I keep forgetting to remind all of you that I’m still looking for a job. Or more correctly, the right job. I’m actually pretty happy with the job search — I’ve been second candidate twice in the last month, which is frustrating in a way but also nice confirmation there’s interest. I’ve also pulled out of a couple of interviews when I decided it wasn’t what I was looking for, and of course had companies do the same on their end.

I did have a bit of a drought a couple of months ago where nothing seemed to be happening, which was bothering me, but then I got into deep discussions with a company, and suddenly I had three others in various stages of interviews as well, so I have to keep reminding myself that this stuff can run in cycles. I was kevtching near a friend a few weeks ago about this and he set me straight by telling me the reason I didn’t have a job was because I was being really fussy about it, and he’s dead right.

But first, a word from our sponsor: me

So, do you have a problem I can solve for you? I’ve recently been involved in a lot of online/digital content opportunities: corporate blogger, marketing writing and content, that sort of thing, owning and cultivating the editorial calendar and acting as public face for groups within a company. There have also been some interesting community management situations, both managing and building out — just not the right one.

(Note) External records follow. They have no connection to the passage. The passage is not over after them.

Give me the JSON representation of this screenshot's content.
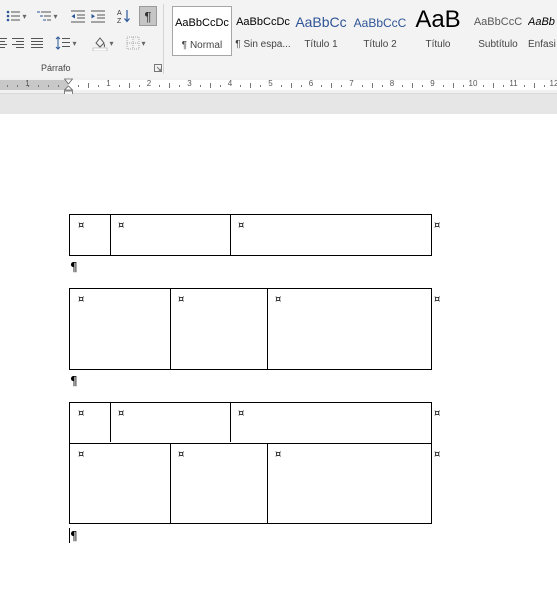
{
  "ribbon": {
    "paragraph_group_label": "Párrafo",
    "sort_label": "A↓Z",
    "show_marks_glyph": "¶",
    "styles": [
      {
        "preview": "AaBbCcDc",
        "name": "¶ Normal",
        "selected": true
      },
      {
        "preview": "AaBbCcDc",
        "name": "¶ Sin espa..."
      },
      {
        "preview": "AaBbCc",
        "name": "Título 1",
        "color": "#2f5496"
      },
      {
        "preview": "AaBbCcC",
        "name": "Título 2",
        "color": "#2f5496"
      },
      {
        "preview": "AaB",
        "name": "Título"
      },
      {
        "preview": "AaBbCcC",
        "name": "Subtítulo",
        "color": "#595959"
      },
      {
        "preview": "AaBb",
        "name": "Énfasi"
      }
    ]
  },
  "ruler": {
    "numbers": [
      "1",
      "2",
      "3",
      "4",
      "5",
      "6",
      "7",
      "8",
      "9",
      "10",
      "11",
      "12"
    ]
  },
  "document": {
    "cell_mark": "¤",
    "pilcrow": "¶"
  }
}
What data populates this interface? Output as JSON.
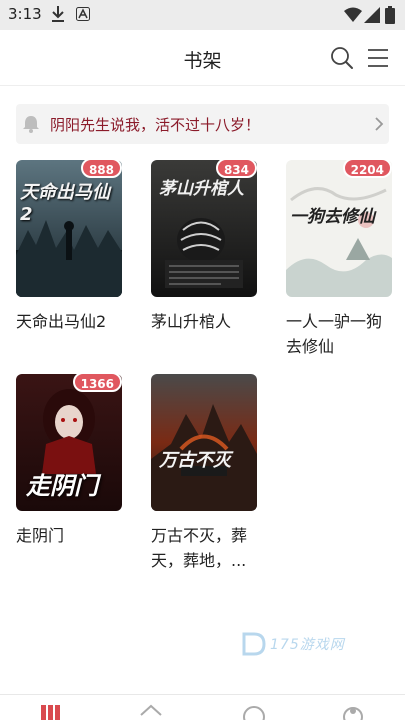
{
  "status_bar": {
    "time": "3:13"
  },
  "header": {
    "title": "书架"
  },
  "notice": {
    "text": "阴阳先生说我，活不过十八岁！"
  },
  "books": [
    {
      "title": "天命出马仙2",
      "badge": "888",
      "cover_text": "天命出马仙2"
    },
    {
      "title": "茅山升棺人",
      "badge": "834",
      "cover_text": "茅山升棺人"
    },
    {
      "title": "一人一驴一狗去修仙",
      "badge": "2204",
      "cover_text": "一狗去修仙"
    },
    {
      "title": "走阴门",
      "badge": "1366",
      "cover_text": "走阴门"
    },
    {
      "title": "万古不灭，葬天，葬地，...",
      "badge": "",
      "cover_text": "万古不灭"
    }
  ],
  "watermark": {
    "text": "175游戏网"
  },
  "colors": {
    "badge": "#e0575f",
    "notice_text": "#8b1b2a",
    "nav_active": "#d94a4f"
  }
}
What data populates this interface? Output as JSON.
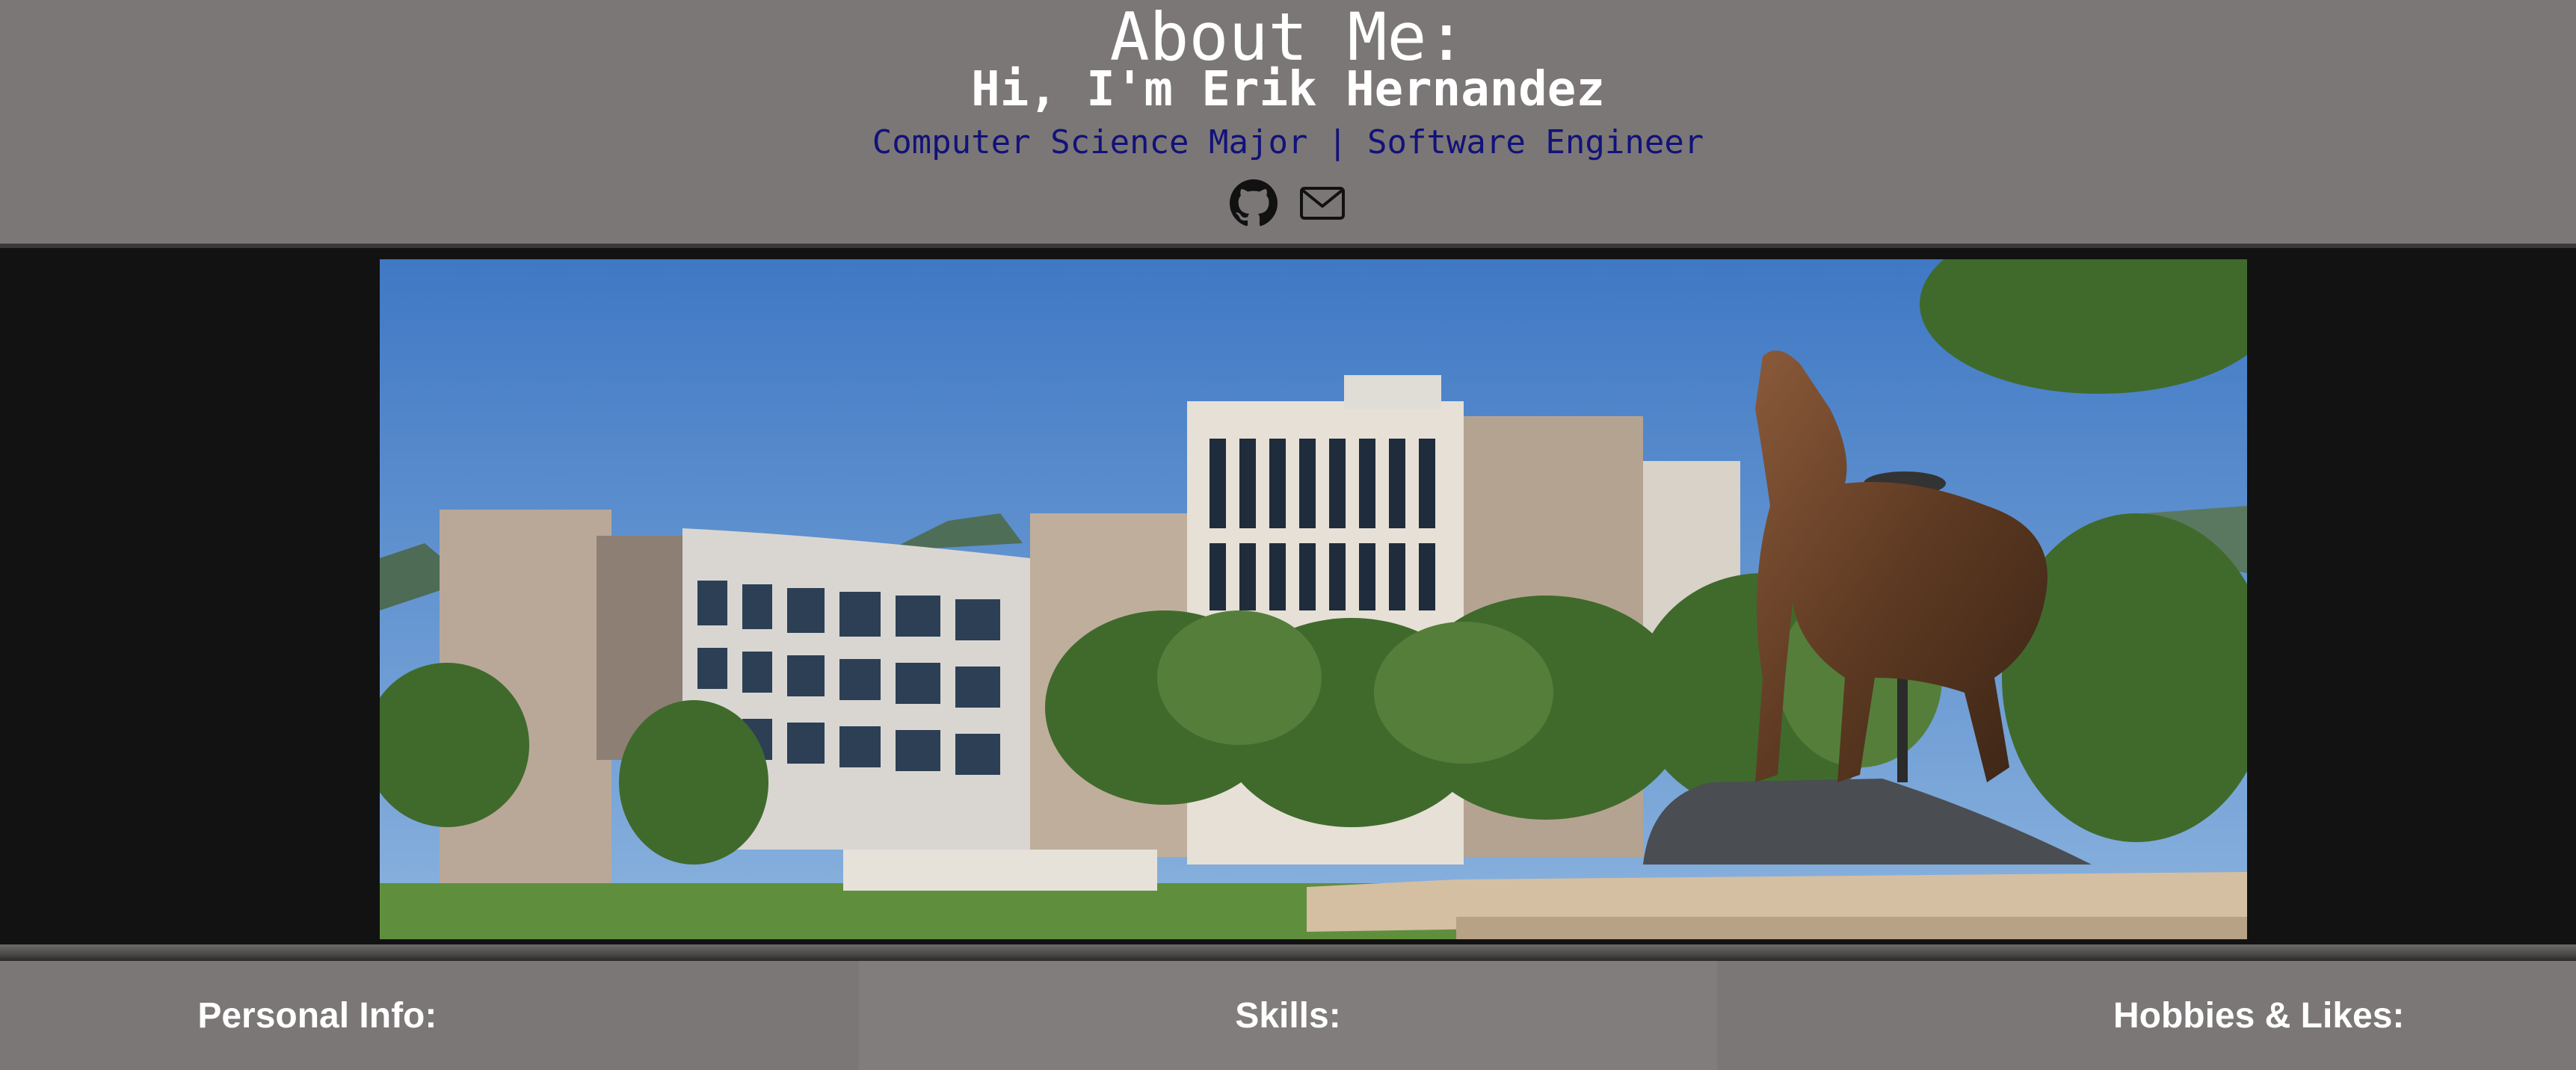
{
  "header": {
    "title": "About Me:",
    "greeting": "Hi, I'm Erik Hernandez",
    "subtitle": "Computer Science Major | Software Engineer",
    "links": [
      {
        "icon": "github-icon"
      },
      {
        "icon": "mail-icon"
      }
    ]
  },
  "hero": {
    "image": "campus-building-with-coyote-statue"
  },
  "nav": {
    "sections": [
      {
        "label": "Personal Info:"
      },
      {
        "label": "Skills:"
      },
      {
        "label": "Hobbies & Likes:"
      }
    ]
  },
  "colors": {
    "header_bg": "#7b7776",
    "page_bg": "#121212",
    "title_text": "#ffffff",
    "subtitle_text": "#12127a"
  }
}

Is your job the one I’m looking for? Let’s talk. You can take a look at my full resume online, or check me out on LinkedIn, or drop me an email to chat. I’m open to situations local to me here in Silicon Valley (home base near the new Apple Spaceship) or remote opportunities. I’m flexible.

What am I looking for? Good people to work with, an interesting challenge, a chance to grow my skills beyond what I’m currently doing, and a company where I can make an impact. Everything else is negotiable.

So how can I help you? Let’s talk.

Rudeness in the hiring cycle

Before I go, though, a quick lecture about things I’m seeing companies do that are making me grumpy….

One trend I see with companies is that they treat their candidates with no respect. Here’s a recent case: I spent some time talking with the recruiter while he set up an interview with the VP/CMO for the company. After having to reschedule me twice, she and I finally got on the phone and talked. At the end of the chat, she told me she was going to have in-person interviews set up to have me brought in to talk to the team.

It was a position I thought was pretty interesting, so this made my day. I also felt there were some things I could do to prepare for the interviews, so I started putting some time building out my ideas on the community they wanted and researching some of their technologies that were new to me.

And three days later, I had about six hours of work into this and realized they hadn’t contacted me. I gave it a week, and then wrote them off.

She lied to me to get me off the phone. Don’t ever do this. there’s no reason: you can be non-committal and let the recruiter close it down, although I’ve found it’s fairly common for them to just drop it with silence as well.

This isn’t a “I expect a personal response to my resume” thing; I’m well aware of the realities of the slush pile, and I don’t expect that. But once we get into a conversation, it’s incredibly rude to just go silent. A simple email is enough to say “Hey, we’ve decided not to move forward on this”.

But instead, it seems as soon as they decide you aren’t what they want, they just blow you off. This is, to me, rude and gives me an indication of how you treat people in your company. And then when someone at your company lies to me about the interview? Especially when it’s a CxO exec of the company? Really?

These things have side effects, folks. This specific company (and no, I’m not mentioning names) might well be a potential vendor for me for the kind of roles I’m interviewing for. So imagine the reaction of the sales rep when they and I sit down and I explain to them why I won’t consider buying from their company. That’ll be a fun chat.

Once you engage in conversation with someone, have the manners to at least end the conversation gracefully. Because what you’re really showing is that you’re rude and you don’t treat the people around you well. The best way to judge a person is to ignore how they treat you and watch how they treat the waiters and staff. That’s their real person coming through. And when you play the rude card on a job candidate you’ve been having a conversation with, that’s you and the waiter, and you just stiffed them on the tip. People like me remember that, and in the high tech industry, it’s rare that people only cross paths once in their lives.

It’s not hard to show respect to others and be polite. Don’t be rude, and it can’t not be rude, don’t lie. There’s no need, and we’ll remember when you do.

One of the biggest transgressors of this in my history is Google, to the point where I simply decline their recruiters. Besides the fact that I just don’t like their general recruiting practices (a friend of mine recently described it as factory farming, and I think that’s perfect) their recruiters pull this “no longer useful so you don’t exist” on a regular basis. It happened again last October, only it was even worse than normal, because when they did contact me, I declined the contact, but they came back three more times encouraging me to pursue the position, until I finally updated the resume. Which the recruiter said he loved and couldn’t wait to get to the manager, and he’d call me in a week to let me know what was going on.

Still waiting. Which is why I don’t deal with Google recruiters any more, or consider positions there. I’m tired of institutionalized rudeness.

At least I’ve never been lied to by them, so that’s something…